Load balancing using DNS

The Domain Name System, or DNS as we more commonly refer to it, allows for multiple IP numbers to be assigned to a domain or sub-domain. When a DNS server is served with a request for DNS resolution, it will then deliver a result that sequences through the assigned numbers. We call this Round Robin DNS after the childrens game.

This method provdes a very easy, but basic method of load balancing - or rather load distribution as the balancing part is not very evident. There are downsides to this method, due to the various methods of caching inherent in the DNS System itself. The balancing component is very broad, and does not take into account any points of failure. This means that a faulty element in the system will continue to be served requests.


Load balancing using Dedicated Dardware

There are proprietary solutions which perform this role. Please refer to the manufacturers documentation for more information in this regard. As a starter try these sites:




If you want to build your own, then read on. We will be implementing IPVSADM with help from the Linux Virtual Server Project. The elements we will be using are Pacemaker (which includes Heartbeat)  and ldirectord. The latter is used in Github for load balancing.

Lets look at a picture of the system we will be implementing:


Moodle Cluster


At the top level we have the Load Balancers. These run in a parallel mode, but only one is active at the time. The other monitors the active unit, and if it detects a potential failure situation, it implements  a STONITH procedure - ie Shoot The Other Node In The Head - ie to make sure that it is indeed dead, then takes over the same network configuration as the first. The Load Balancer operating manages it own process of Round Robin, but under a set of parameters that allows it to work co-operatively with the applications running on the Web Servers. This is due to the session handling that is fundamental in asynchronous systems such as Moodle.

The Load Balancers provide a means to balance the load to the various web servers, which can generate their output from a combination of static resources ( images, files etc ) located locally ( faster but requires more management of updates) or remotel from the File Server / NAS ( requires more network traffic).

NOTE: I have purposefully not shown the network connections as this may vary considerably, and is a topic in itself for reliability / redundancy.

The Web Servers then access resources from the Database Server(s), which will perform the required queries on the database. This requires the most resources of CPU, RAM and HDD.

There are other servers that may be required to share the load, such as redundant LDAP servers for authentication, and a Mail Server to manage the delivery of email. When placed on the local network the Mail Server will speed up the delivery process for the web servers.


Pacemaker & Heartbeat

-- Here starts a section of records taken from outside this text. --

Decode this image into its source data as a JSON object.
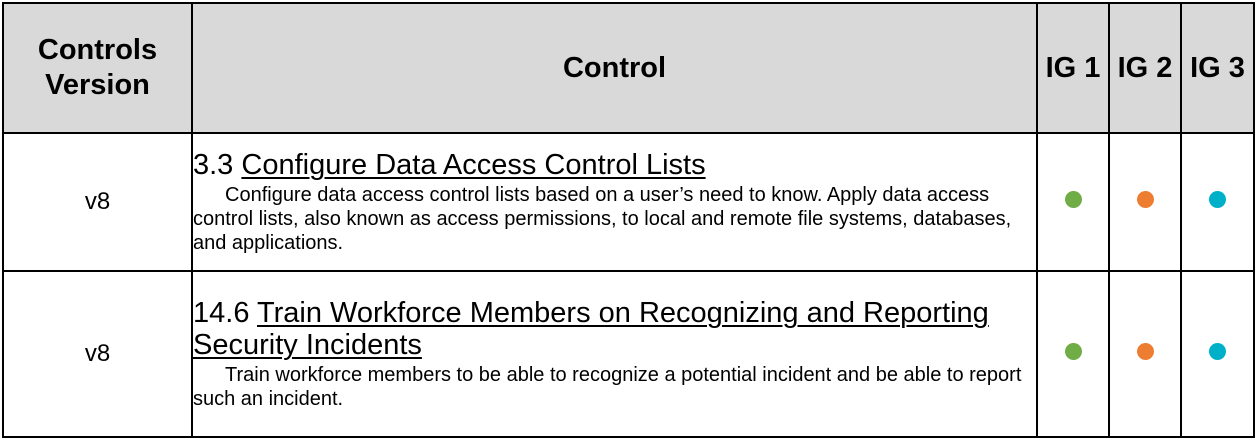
{
  "header": {
    "version": "Controls Version",
    "control": "Control",
    "ig1": "IG 1",
    "ig2": "IG 2",
    "ig3": "IG 3"
  },
  "rows": [
    {
      "version": "v8",
      "number": "3.3",
      "title": "Configure Data Access Control Lists",
      "description": "Configure data access control lists based on a user’s need to know. Apply data access control lists, also known as access permissions, to local and remote file systems, databases, and applications.",
      "ig1": "green-dot-icon",
      "ig2": "orange-dot-icon",
      "ig3": "teal-dot-icon"
    },
    {
      "version": "v8",
      "number": "14.6",
      "title": "Train Workforce Members on Recognizing and Reporting Security Incidents",
      "description": "Train workforce members to be able to recognize a potential incident and be able to report such an incident.",
      "ig1": "green-dot-icon",
      "ig2": "orange-dot-icon",
      "ig3": "teal-dot-icon"
    }
  ],
  "colors": {
    "header_bg": "#d9d9d9",
    "ig1": "#70ad47",
    "ig2": "#ed7d31",
    "ig3": "#00b0c8"
  }
}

Pacemaker (including Heartbeat) is the process that will provide the high availability of the Load Balancers themselves, so that if one fails, the other will take over almost immediately. As the documentation for installation and configuration changes from time to time I will not repeat/copy it here, but instead refer you to the source documentation. However, for installation check out the install link below.



LdirectorD is the process that manages the actual balancing of the load between the Webservers. here is an excellent article for installing both Pacemaker/Heartbeat and LdirectorD.

Create High-Available Loadbalancer with Pacemaker


With these systems in place you now have Load Balancing and Failover capability for both the Load Balancers themselves, and the Web Servers.


Some other notes

With LdirectorD, you can configure a default message should all the Web Servers become unavailable.



In the next article we will look at the setup for the webservers, handling sessions, and the update management of the Moodle application code.